A pastor friend of mine and I were discussing the meaning of this phrase in the Apostles’ Creed, stimulated by Ligon Duncan’s recent article on the subject. Duncan helpfully lists out a number of options for its meaning:
- That it refers to the spiritual agony Christ felt on the cross. This is the meaning put forth by the Heidelberg Catechism (Q&A 44) and held by John Calvin (Institutes 2.16.8-10). Duncan rejects this as the historic intent of the phrase since it comes after burial of Christ in the creed.
- That it refers to Christ descending into hell and freeing Old Testament saints from captivity and bringing them with him to heaven. The idea here is that Sheol/Hades/Abraham’s Bosom all refer in various ways to the abode of the dead in general, with the dead being sorted into hell and heaven only after the redemptive-historical work of Christ. Calvin strongly rejected this view, but modern Reformed thinkers like J. I. Packer and Sinclair Ferguson teach a modified version of it.
- That Christ was providing a second chance to the damned to repent, which Duncan, correctly, rejects.
- Duncan emphatically ruled out the possibility that Jesus was paying for sins by suffering in hell, a view common to the Word of Faith movement.
- That it refers to the fact that Jesus really, truly died and continued in the state of death. Duncan accurately states that this is both the intent of the creed, and also that it is the view that best fits with scripture. This is the view taught in the Westminster Larger Catechism (Q&A 50).
Interestingly, Duncan doesn’t mention the historic Lutheran view that Christ descended into hell in victory, smashing the power of the devil (e.g. Formula of Concord, IX), though this view does overlap a bit with the idea that Christ in his death freed the Old Testament saints…
I finished the prior version of the creed in January, 2018. I was mostly content with its doctrine and organization, but was advised that it was too long (it was about 240 words and 326 syllables, compared to 220/290 for the Nicene Creed and 110/160 for the Apostles’ Creed, respectively). I took over a year off from editing it in order to gain better perspective, and it is now much smaller, compact, and effective.
I solicited a lot of feedback in the drafting process, which was quite interesting.
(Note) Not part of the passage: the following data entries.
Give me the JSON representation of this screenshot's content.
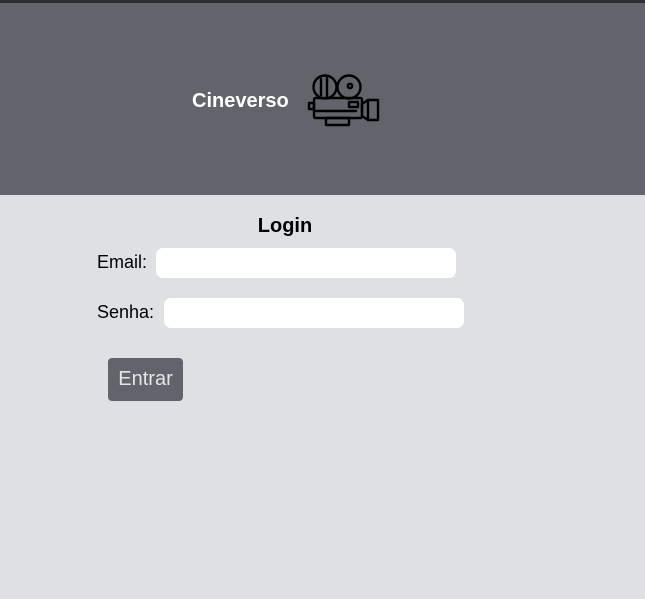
{
  "header": {
    "brand": "Cineverso",
    "icon": "movie-camera-icon",
    "background_color": "#61646b"
  },
  "login": {
    "title": "Login",
    "email_label": "Email:",
    "email_value": "",
    "password_label": "Senha:",
    "password_value": "",
    "submit_label": "Entrar"
  },
  "colors": {
    "page_background": "#dee0e4",
    "button_background": "#61646b",
    "button_text": "#e4e6ea"
  }
}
A number of people (mostly Anglicans) thought it was an attempted usurpation of the ecumenical creeds, which was not my intent. Quite a few people (mostly Reformed) thought that it needed more information or emphases on different aspects of redemption. That would be nice, but it was ballooning into something unwieldy. One of the interesting differences between the Nicene and Apostles’ creeds is the precision of the former; you can’t defend historic Trinitarian orthodoxy from explicit statements in the Apostles’ Creed the way you can from the Nicene. Yet, the Apostles’ Creed is orthodox and provides a creedal foundation for catholic Trinitarianism. There are “hooks” within the Apostles’ Creed that draw people to the more explicit formulations of the Nicene, Athanasian, and Chalcedonian creeds. In the end, that was the model I decided to follow for the Redemption Creed. Prioritize accuracy in what is there, emphasize Reformational soteriology, and make it usable. It is not a substitute for either the ecumenical creeds or the Reformed confessions and catechisms, but hopefully a valuable, liturgical supplement.
A common pastoral struggle is the work of reminding Christians that they rest upon Christ and his finished work alone for their assurance of salvation. The necessity of regularly preaching the gospel partially flows from a sin-induced, immature forgetfulness. The child of God forgets, or doubts, why the Father has adopted them into his family. A nagging pride can leave some convinced that they merited their salvation. Or fear can convince the Christian that Jesus’ work was not enough, and that there needs to be more: more faithfulness, less sin, on the Christian’s part, in order to be accepted. Sometimes sheer ignorance, or confusion, is the source of the error…
Last week James K.A. Smith kicked off a discussion on the use of the term ‘orthodox’ to describe the traditional Christian position on marriage and sexuality. Wesley Hill has a decent post rounding up the relevant articles in the ongoing…